An example would be if we were selling in a building with high percentage of Chinese owner/occupiers. I would then to market the audience as well as dealing with local Chinese agents and buyers.

TRANSCRIPTION:

Andrew Murray, Apartment Specialists, number nine – Knowing your buyer.

Now, what do I mean by that? Well, it’s what we’re here to do. As real estate agents, what do we do? We sell and we market. And to sell or to get those people to sell to, we’ve got to attract them – which means we need to know the type of audience.

For example, if your apartment is going to be most likely sold to an investor – we’ve got to target investors, and vice-versa with owner occupiers. Otherwise, you’re most likely not going to get the best result. Yes, you could get lucky, but we’re talking about most likely. Because again and again and again, we’ve got to be getting the best result for our vendors – which means we’ve got to know our market. Every single building has a slightly different target market.

For example, I may be selling a building which is 40% Chinese. Well, I’m European. So, how am I going to market to the Chinese? Well, what I do is, I deal with about 20 different Chinese agents. I deal with Chinese buyers’ agents, and that’s just to give an example. Also, what if a building is popular with the French? Well, I’ll deal with the French buyers’ agents, and vice-versa. There’s a lot of different ways that we can market in this industry. And it’s about knowing the right one for our vendor’s apartment.

So ask your agent, what is the target market? How are you going to reach them? And how is that going to maximise the amount of enquiries and leads created? That is a huge, huge point that determinants how much will you get for your apartment.

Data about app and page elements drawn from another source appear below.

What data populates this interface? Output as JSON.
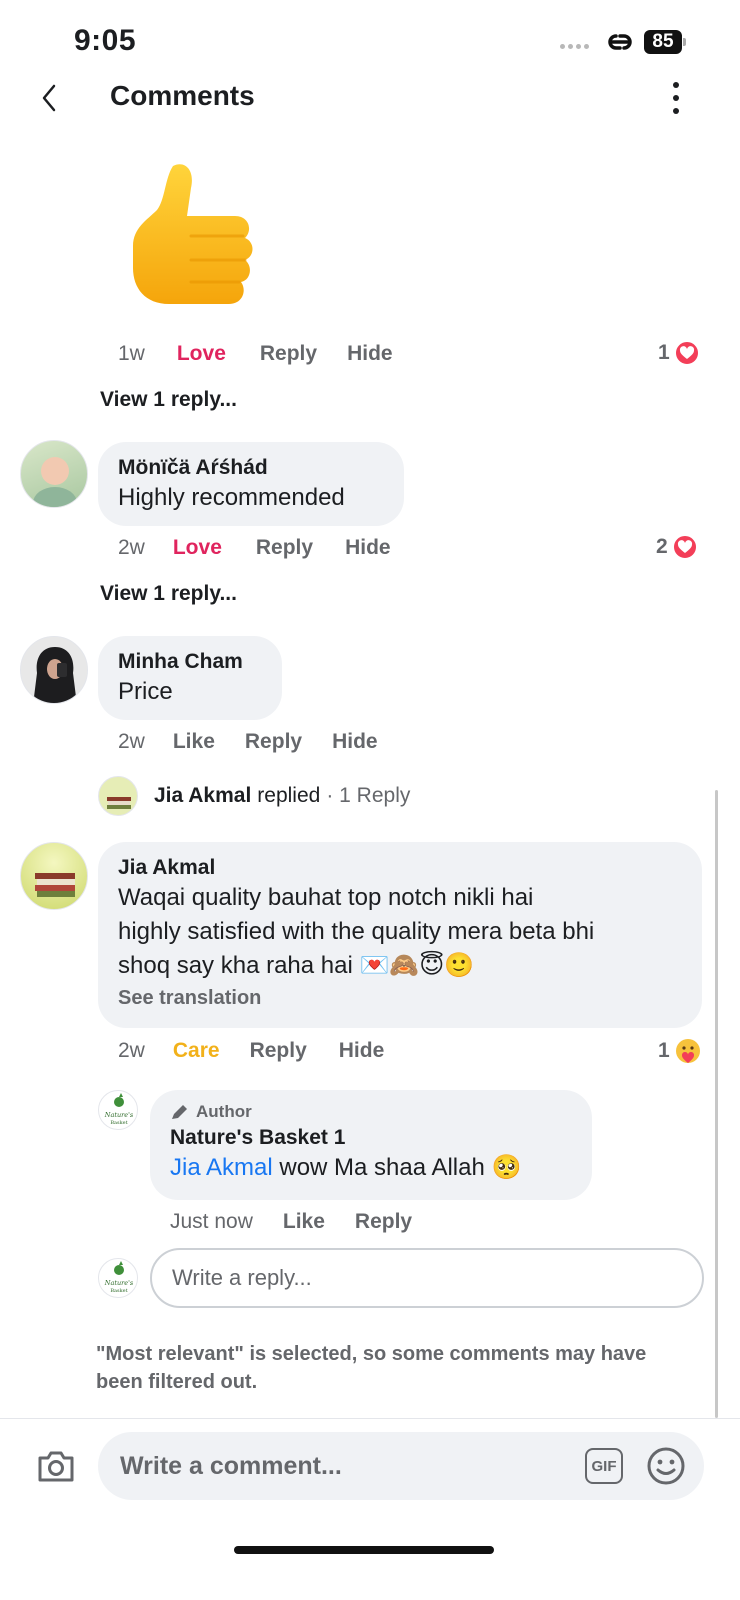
{
  "status_bar": {
    "time": "9:05",
    "battery": "85"
  },
  "header": {
    "title": "Comments"
  },
  "comments": [
    {
      "id": "thumb-comment",
      "time": "1w",
      "reaction_label": "Love",
      "reply": "Reply",
      "hide": "Hide",
      "reaction_count": "1",
      "view_replies": "View 1 reply..."
    },
    {
      "id": "monica",
      "author": "Mönïčä Aŕśhád",
      "text": "Highly recommended",
      "time": "2w",
      "reaction_label": "Love",
      "reply": "Reply",
      "hide": "Hide",
      "reaction_count": "2",
      "view_replies": "View 1 reply..."
    },
    {
      "id": "minha",
      "author": "Minha Cham",
      "text": "Price",
      "time": "2w",
      "reaction_label": "Like",
      "reply": "Reply",
      "hide": "Hide",
      "replied_summary": {
        "name": "Jia Akmal",
        "verb": "replied",
        "count": "· 1 Reply"
      }
    },
    {
      "id": "jia",
      "author": "Jia Akmal",
      "text_lines": [
        "Waqai quality bauhat top notch nikli hai",
        "highly satisfied with the quality mera beta bhi",
        "shoq say kha raha hai 💌🙈😇🙂"
      ],
      "see_translation": "See translation",
      "time": "2w",
      "reaction_label": "Care",
      "reply": "Reply",
      "hide": "Hide",
      "reaction_count": "1"
    }
  ],
  "author_reply": {
    "badge": "Author",
    "author": "Nature's Basket 1",
    "mention": "Jia Akmal",
    "text": " wow Ma shaa Allah 🥺",
    "time": "Just now",
    "like": "Like",
    "reply": "Reply"
  },
  "reply_input": {
    "placeholder": "Write a reply..."
  },
  "filter_note": "\"Most relevant\" is selected, so some comments may have been filtered out.",
  "composer": {
    "placeholder": "Write a comment...",
    "gif_label": "GIF"
  },
  "avatar_logo_text": "Nature's Basket",
  "colors": {
    "love": "#e0245e",
    "care": "#f2b11a",
    "mention": "#1877f2",
    "bubble": "#f0f2f5",
    "muted": "#65676b"
  }
}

Anyway, hope this helps and I will talk to you soon with the other theme.

Cheers!